People went to coffeehouses not just to drink coffee, but to read and discuss the latest pamphlets and news-sheets and to catch up on rumor and gossip
Coffeehouses, like social sharing today, also served as the vehicle for circulating information and content.
Coffeehouses were also used as post offices. Patrons would visit their favorite coffeehouses several times a day to check for new mail, catch up on the news and talk to other coffee drinkers, both friends and strangers. Some coffeehouses specialized in discussion of particular topics, like science, politics, literature or shipping. As customers moved from one to the other, information circulated with them.

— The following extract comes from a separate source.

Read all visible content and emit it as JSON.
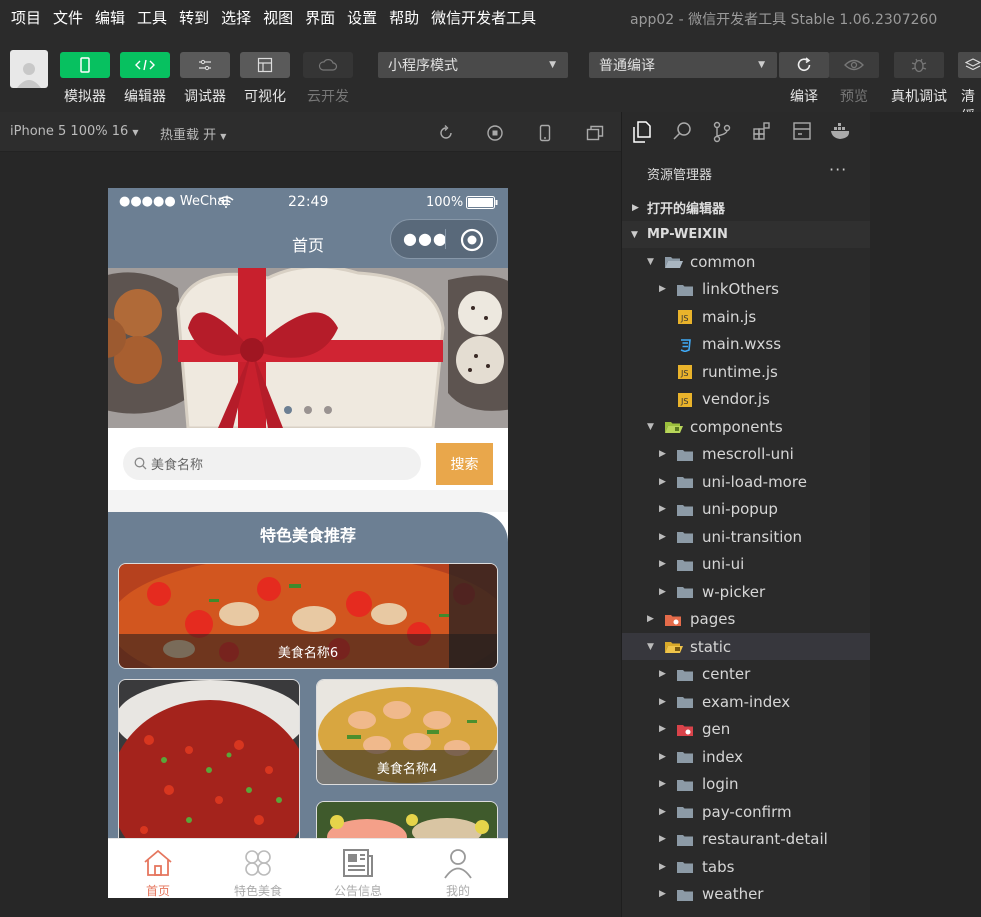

Like all good things that disrupt the status quo, coffeehouses of the 1600’s drew plenty of criticism.
As well as complaining that Christians had abandoned their traditional beer in favor of a foreign drink, critics worried that coffeehouses were keeping people from productive work. Among the first to sound the alarm, in 1677, was Anthony Wood, an Oxford academic. “Why doth solid and serious learning decline, and few or none follow it now in the University?” he asked. “Answer: Because of Coffea Houses, where they spend all their time.”
Meanwhile, Roger North, a lawyer, bemoaned, in Cambridge, the “vast Loss of Time grown out of a pure Novelty. For who can apply close to a Subject with his Head full of the Din of a Coffee-house?” These places were “the ruin of many serious and hopeful young gentlemen and tradesmen,” according to a pamphlet, “The Grand Concern of England Explained,” published in 1673. (emphasis added)
The warnings of lack of productivity and the demise of young people of course didn’t pan out.
Rather than enemies of industry, coffeehouses were in fact crucibles of creativity, because of the way in which they facilitated the mixing of both people and ideas. Members of the Royal Society, England’s pioneering scientific society, frequently retired to coffeehouses to extend their discussions. Scientists often conducted experiments and gave lectures in coffeehouses, and because admission cost just a penny (the price of a single cup), coffeehouses were sometimes referred to as “penny universities.” It was a coffeehouse argument among several fellow scientists that spurred Isaac Newton to write his “Principia Mathematica,” one of the foundational works of modern science.
Coffeehouses were platforms for innovation in the world of business, too. Merchants used coffeehouses as meeting rooms, which gave rise to new companies and new business models. A London coffeehouse called Jonathan’s, where merchants kept particular tables at which they would transact their business, turned into the London Stock Exchange. Edward Lloyd’s coffeehouse, a popular meeting place for ship captains, shipowners and traders, became the famous insurance market Lloyd’s.
And the economist Adam Smith wrote much of his masterpiece “The Wealth of Nations” in the British Coffee House, a popular meeting place for Scottish intellectuals, among whom he circulated early drafts of his book for discussion.
Communication, collaboration, the exchange of ideas, the building of networks founded on trust, and the acceleration of the flow of knowledge. How could this be bad?
But as with coffeehouses 400 years ago, we’re quick to criticize the medium enabling this communication, collaboration, and networking. Lawyers and law firms are especially prone to such small thinking. “I don’t get it, I’m not like those people, it’s just for the unproductive, it’s what all these kids wasting their time are doing.”
Sure we “waste time” in our social activity. That’s okay. What’s golf? What’s watching a sporting event on TV? What about idle chit chat that permeates any business meeting, or even depositions.
My con-law professor, Don Prinz, used to label shallow thinking people as having no sense of history. I couldn’t help think of that when reading Standage’s piece.